Google Product Manager Jason Polites today personally appealed to the application developer community to try out Google Functions, the serverless functions component of its Google Cloud Platform.
Google Functions is easy to use, open, and even has a free tier for those looking to try it out, Polites said in his blog post.
Google is scurrying to keep up with its biggest cloud service rivals with serverless functions on its Google Cloud Platform. Cloud Functions was announced about a year ago, but Google released the public beta version only last week. Amazon has AWS Lambda; Microsoft has Azure Functions.
Serverless functions are programs that are not assigned a permanent place in a cloud; with this approach, an always-on, manually connected server is not necessary. Functions are loaded and run only in response to requests for those functions, in a fully automated process managed in the cloud.
One of the key advantages of using serverless functions, according to Google, is that customers are charged only when the function is invoked, in contrast to having to pay for continuous availability.

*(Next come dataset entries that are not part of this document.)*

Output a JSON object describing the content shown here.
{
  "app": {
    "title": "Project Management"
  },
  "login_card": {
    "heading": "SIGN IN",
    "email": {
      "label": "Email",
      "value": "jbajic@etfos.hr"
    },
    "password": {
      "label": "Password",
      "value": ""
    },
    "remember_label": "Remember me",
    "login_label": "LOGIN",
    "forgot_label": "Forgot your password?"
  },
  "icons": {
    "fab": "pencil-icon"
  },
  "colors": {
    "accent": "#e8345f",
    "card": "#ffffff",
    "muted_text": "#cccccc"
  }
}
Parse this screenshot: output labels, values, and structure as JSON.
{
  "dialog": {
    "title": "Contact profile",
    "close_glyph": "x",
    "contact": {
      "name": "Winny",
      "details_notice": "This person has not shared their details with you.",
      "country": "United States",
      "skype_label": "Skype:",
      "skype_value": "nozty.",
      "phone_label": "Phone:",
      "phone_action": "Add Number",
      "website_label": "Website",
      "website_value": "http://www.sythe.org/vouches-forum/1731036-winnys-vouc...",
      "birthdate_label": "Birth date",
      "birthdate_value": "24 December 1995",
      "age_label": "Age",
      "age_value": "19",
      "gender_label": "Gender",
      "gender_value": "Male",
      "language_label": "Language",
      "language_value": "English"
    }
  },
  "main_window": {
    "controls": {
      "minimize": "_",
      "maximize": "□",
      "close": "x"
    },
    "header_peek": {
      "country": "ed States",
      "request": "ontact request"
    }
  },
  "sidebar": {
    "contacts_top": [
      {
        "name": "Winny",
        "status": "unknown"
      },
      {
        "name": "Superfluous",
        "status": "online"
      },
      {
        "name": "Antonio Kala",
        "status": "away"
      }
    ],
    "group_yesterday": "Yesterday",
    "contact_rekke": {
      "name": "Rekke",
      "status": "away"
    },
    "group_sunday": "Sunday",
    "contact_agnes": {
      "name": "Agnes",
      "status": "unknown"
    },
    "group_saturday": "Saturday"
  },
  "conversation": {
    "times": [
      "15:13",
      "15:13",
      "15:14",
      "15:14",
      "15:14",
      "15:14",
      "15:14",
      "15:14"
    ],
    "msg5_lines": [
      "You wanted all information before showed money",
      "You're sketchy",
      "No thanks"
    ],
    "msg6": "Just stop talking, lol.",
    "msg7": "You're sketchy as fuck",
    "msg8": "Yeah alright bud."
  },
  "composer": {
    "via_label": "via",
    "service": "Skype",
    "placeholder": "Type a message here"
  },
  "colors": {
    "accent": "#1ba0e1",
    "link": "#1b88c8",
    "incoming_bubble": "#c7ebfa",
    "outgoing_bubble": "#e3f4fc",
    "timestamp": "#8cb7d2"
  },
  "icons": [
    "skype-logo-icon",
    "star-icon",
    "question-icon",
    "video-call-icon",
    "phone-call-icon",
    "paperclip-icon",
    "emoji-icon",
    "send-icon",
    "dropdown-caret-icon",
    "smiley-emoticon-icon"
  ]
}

Billing is metered down to the nearest 100 milliseconds, which makes it the smallest unit of compute offered through the Google Cloud Platform, the company said.
The types of apps that can make good use of this approach include “synchronous workloads like lightweight ETL, or cloud automation tasks such as triggering an application build,” Polites wrote. Cloud Functions is also good for building lightweight application program interfaces (APIs), microservices, and webhooks.
Developers can securely invoke Cloud Functions directly over HTTP right out of the box without the need for any add-on services, Polites said at the announcement of the public beta.
“Your code executes in a fully managed environment and can effectively connect or extend services in Google’s cloud, or services in other clouds across the Internet; no need to provision any infrastructure or worry about managing servers,” Polites wrote. “A function can scale from a few invocations a day to many millions of invocations without any work from you.”
Boosting Google Cloud
Google has been working tirelessly to increase the utility of Google Cloud.
In December, Google made Red Hat’s OpenShift Dedicated container platform available through Google Cloud. Aimed at enterprise customers, the dedicated version puts Red Hat in the role of a service provider, taking care of infrastructure and operations.
Since the new year, security company Check Point used Google APIs to integrate its vSEC cloud security software into the Google Cloud Platform, and software analytics company SevOne combined its performance monitoring platform with Google Cloud.